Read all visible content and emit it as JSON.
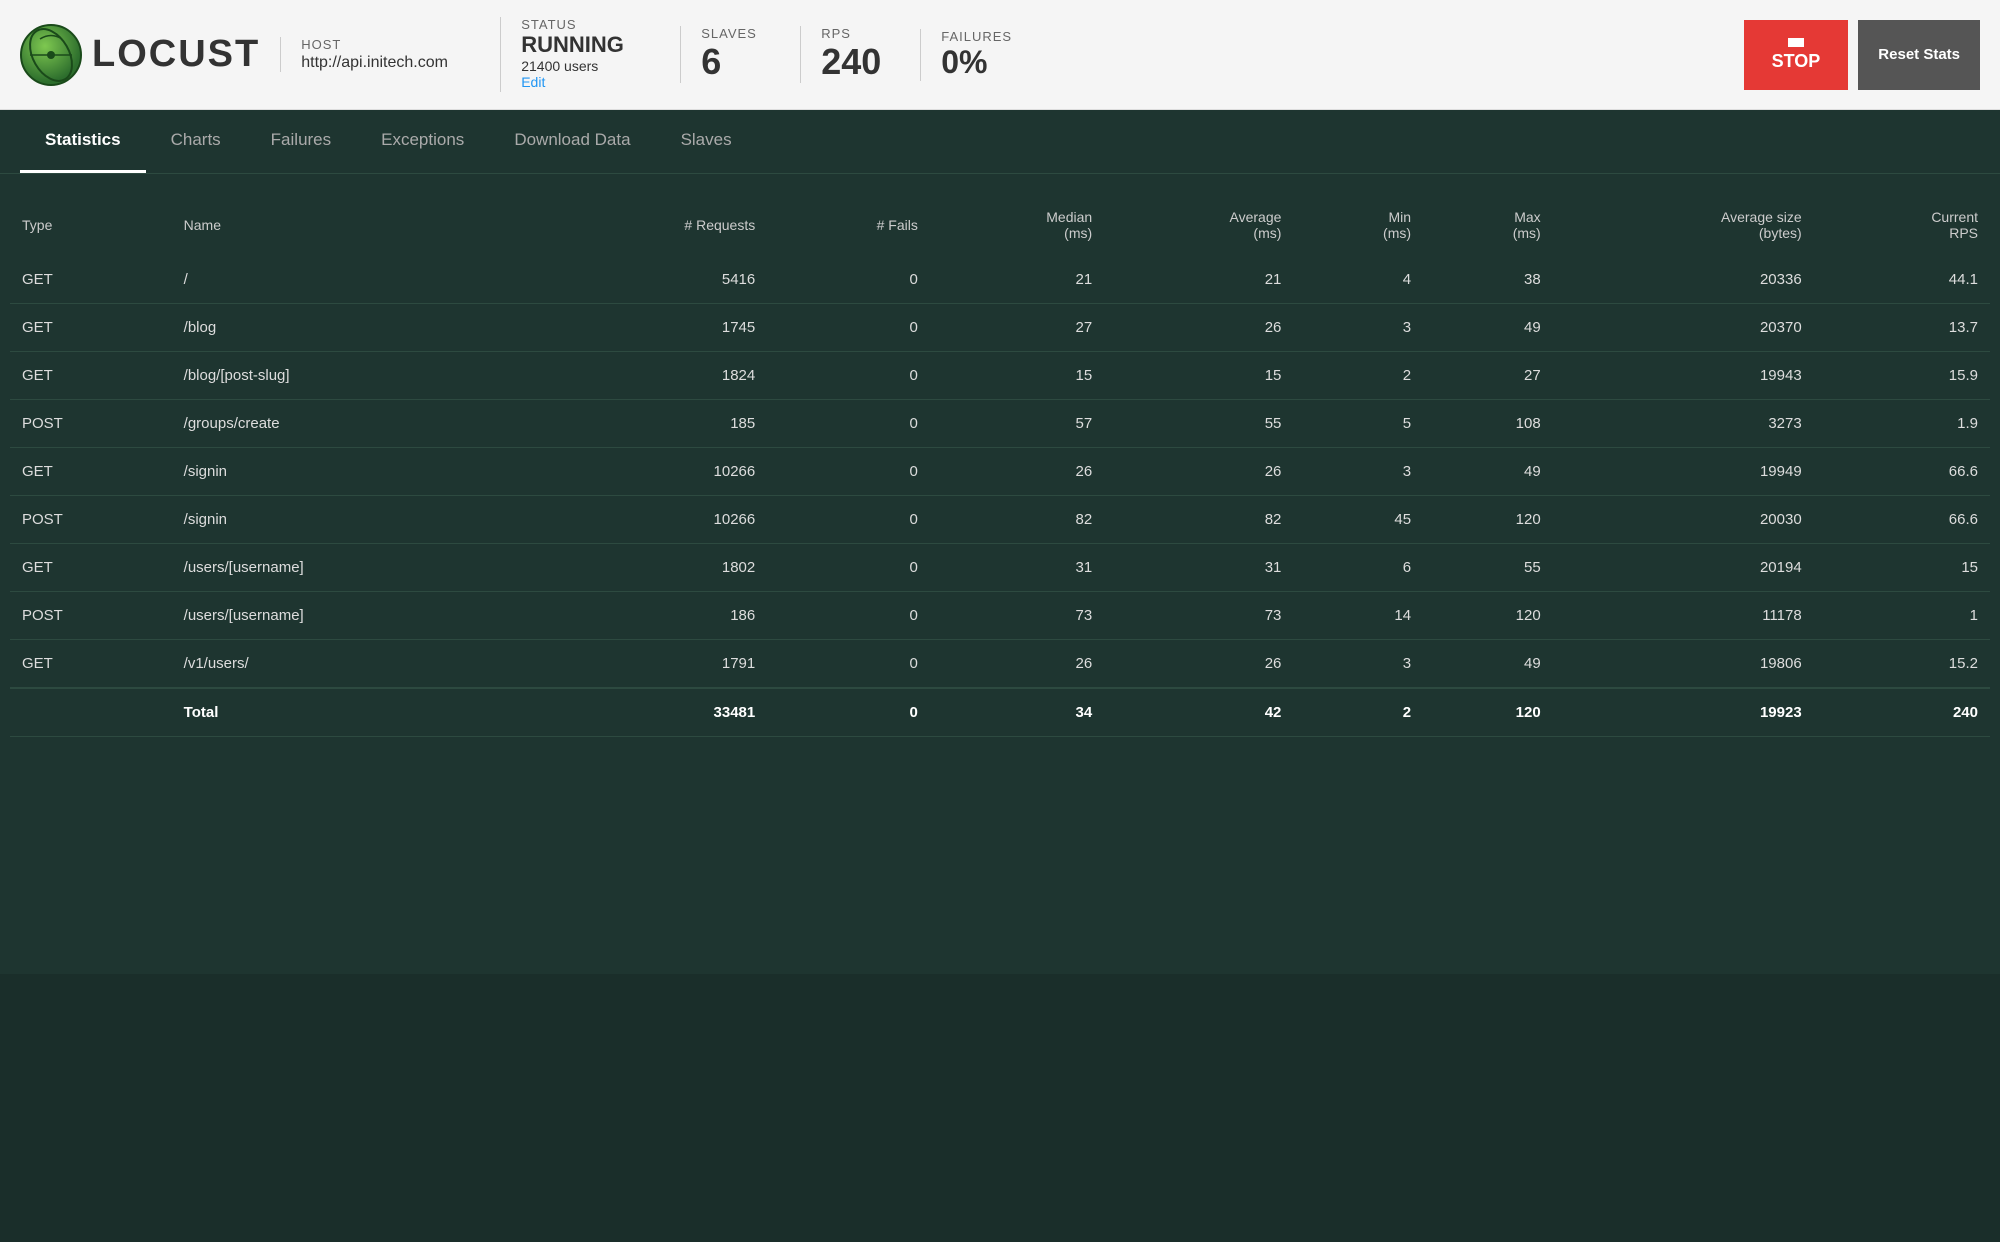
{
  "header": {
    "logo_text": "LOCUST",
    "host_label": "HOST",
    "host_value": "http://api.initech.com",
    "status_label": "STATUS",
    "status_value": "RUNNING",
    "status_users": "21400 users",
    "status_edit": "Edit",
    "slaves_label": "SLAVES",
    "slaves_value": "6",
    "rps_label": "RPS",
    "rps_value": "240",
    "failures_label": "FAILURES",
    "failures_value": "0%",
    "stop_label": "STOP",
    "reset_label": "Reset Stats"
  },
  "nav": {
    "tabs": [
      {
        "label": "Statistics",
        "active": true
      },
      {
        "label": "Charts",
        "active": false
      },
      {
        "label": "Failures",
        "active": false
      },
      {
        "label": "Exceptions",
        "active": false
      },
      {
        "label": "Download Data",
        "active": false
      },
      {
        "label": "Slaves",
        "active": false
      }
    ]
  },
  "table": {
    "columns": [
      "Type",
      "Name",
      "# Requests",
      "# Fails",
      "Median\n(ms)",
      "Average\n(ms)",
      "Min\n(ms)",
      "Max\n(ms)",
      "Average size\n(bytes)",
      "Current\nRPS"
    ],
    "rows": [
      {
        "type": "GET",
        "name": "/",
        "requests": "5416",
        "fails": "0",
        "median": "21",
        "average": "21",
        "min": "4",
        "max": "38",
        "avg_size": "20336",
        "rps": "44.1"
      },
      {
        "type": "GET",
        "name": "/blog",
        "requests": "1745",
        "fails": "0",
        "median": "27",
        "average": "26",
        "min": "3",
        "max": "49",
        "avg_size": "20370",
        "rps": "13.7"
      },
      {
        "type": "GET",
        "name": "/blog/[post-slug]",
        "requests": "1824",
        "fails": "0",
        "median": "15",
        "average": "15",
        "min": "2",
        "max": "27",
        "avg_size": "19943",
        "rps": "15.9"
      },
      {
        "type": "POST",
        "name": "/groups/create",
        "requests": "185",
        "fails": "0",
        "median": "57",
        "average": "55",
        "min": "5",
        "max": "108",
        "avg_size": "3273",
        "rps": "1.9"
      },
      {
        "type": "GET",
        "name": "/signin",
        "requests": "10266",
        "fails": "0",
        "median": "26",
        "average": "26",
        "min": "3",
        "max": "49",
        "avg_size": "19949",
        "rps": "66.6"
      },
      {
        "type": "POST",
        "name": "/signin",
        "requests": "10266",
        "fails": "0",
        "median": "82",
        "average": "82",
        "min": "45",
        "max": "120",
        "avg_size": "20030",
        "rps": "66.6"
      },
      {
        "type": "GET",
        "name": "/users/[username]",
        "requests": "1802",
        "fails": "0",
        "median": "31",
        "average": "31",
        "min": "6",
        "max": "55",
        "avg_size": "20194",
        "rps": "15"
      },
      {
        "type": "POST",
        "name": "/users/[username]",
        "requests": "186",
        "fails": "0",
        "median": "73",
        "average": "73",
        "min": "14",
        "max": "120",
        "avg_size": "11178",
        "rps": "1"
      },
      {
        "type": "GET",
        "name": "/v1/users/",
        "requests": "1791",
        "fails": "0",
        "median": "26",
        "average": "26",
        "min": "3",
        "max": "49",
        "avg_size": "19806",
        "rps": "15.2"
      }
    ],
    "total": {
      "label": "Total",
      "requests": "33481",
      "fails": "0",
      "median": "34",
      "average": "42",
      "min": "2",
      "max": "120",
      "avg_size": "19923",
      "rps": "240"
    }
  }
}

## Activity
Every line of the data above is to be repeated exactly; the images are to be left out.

## Solution for this exercise
Read all visible content and emit it as JSON.
{
  "header": {
    "logo_text": "LOCUST",
    "host_label": "HOST",
    "host_value": "http://api.initech.com",
    "status_label": "STATUS",
    "status_value": "RUNNING",
    "status_users": "21400 users",
    "status_edit": "Edit",
    "slaves_label": "SLAVES",
    "slaves_value": "6",
    "rps_label": "RPS",
    "rps_value": "240",
    "failures_label": "FAILURES",
    "failures_value": "0%",
    "stop_label": "STOP",
    "reset_label": "Reset Stats"
  },
  "nav": {
    "tabs": [
      {
        "label": "Statistics",
        "active": true
      },
      {
        "label": "Charts",
        "active": false
      },
      {
        "label": "Failures",
        "active": false
      },
      {
        "label": "Exceptions",
        "active": false
      },
      {
        "label": "Download Data",
        "active": false
      },
      {
        "label": "Slaves",
        "active": false
      }
    ]
  },
  "table": {
    "columns": [
      "Type",
      "Name",
      "# Requests",
      "# Fails",
      "Median\n(ms)",
      "Average\n(ms)",
      "Min\n(ms)",
      "Max\n(ms)",
      "Average size\n(bytes)",
      "Current\nRPS"
    ],
    "rows": [
      {
        "type": "GET",
        "name": "/",
        "requests": "5416",
        "fails": "0",
        "median": "21",
        "average": "21",
        "min": "4",
        "max": "38",
        "avg_size": "20336",
        "rps": "44.1"
      },
      {
        "type": "GET",
        "name": "/blog",
        "requests": "1745",
        "fails": "0",
        "median": "27",
        "average": "26",
        "min": "3",
        "max": "49",
        "avg_size": "20370",
        "rps": "13.7"
      },
      {
        "type": "GET",
        "name": "/blog/[post-slug]",
        "requests": "1824",
        "fails": "0",
        "median": "15",
        "average": "15",
        "min": "2",
        "max": "27",
        "avg_size": "19943",
        "rps": "15.9"
      },
      {
        "type": "POST",
        "name": "/groups/create",
        "requests": "185",
        "fails": "0",
        "median": "57",
        "average": "55",
        "min": "5",
        "max": "108",
        "avg_size": "3273",
        "rps": "1.9"
      },
      {
        "type": "GET",
        "name": "/signin",
        "requests": "10266",
        "fails": "0",
        "median": "26",
        "average": "26",
        "min": "3",
        "max": "49",
        "avg_size": "19949",
        "rps": "66.6"
      },
      {
        "type": "POST",
        "name": "/signin",
        "requests": "10266",
        "fails": "0",
        "median": "82",
        "average": "82",
        "min": "45",
        "max": "120",
        "avg_size": "20030",
        "rps": "66.6"
      },
      {
        "type": "GET",
        "name": "/users/[username]",
        "requests": "1802",
        "fails": "0",
        "median": "31",
        "average": "31",
        "min": "6",
        "max": "55",
        "avg_size": "20194",
        "rps": "15"
      },
      {
        "type": "POST",
        "name": "/users/[username]",
        "requests": "186",
        "fails": "0",
        "median": "73",
        "average": "73",
        "min": "14",
        "max": "120",
        "avg_size": "11178",
        "rps": "1"
      },
      {
        "type": "GET",
        "name": "/v1/users/",
        "requests": "1791",
        "fails": "0",
        "median": "26",
        "average": "26",
        "min": "3",
        "max": "49",
        "avg_size": "19806",
        "rps": "15.2"
      }
    ],
    "total": {
      "label": "Total",
      "requests": "33481",
      "fails": "0",
      "median": "34",
      "average": "42",
      "min": "2",
      "max": "120",
      "avg_size": "19923",
      "rps": "240"
    }
  }
}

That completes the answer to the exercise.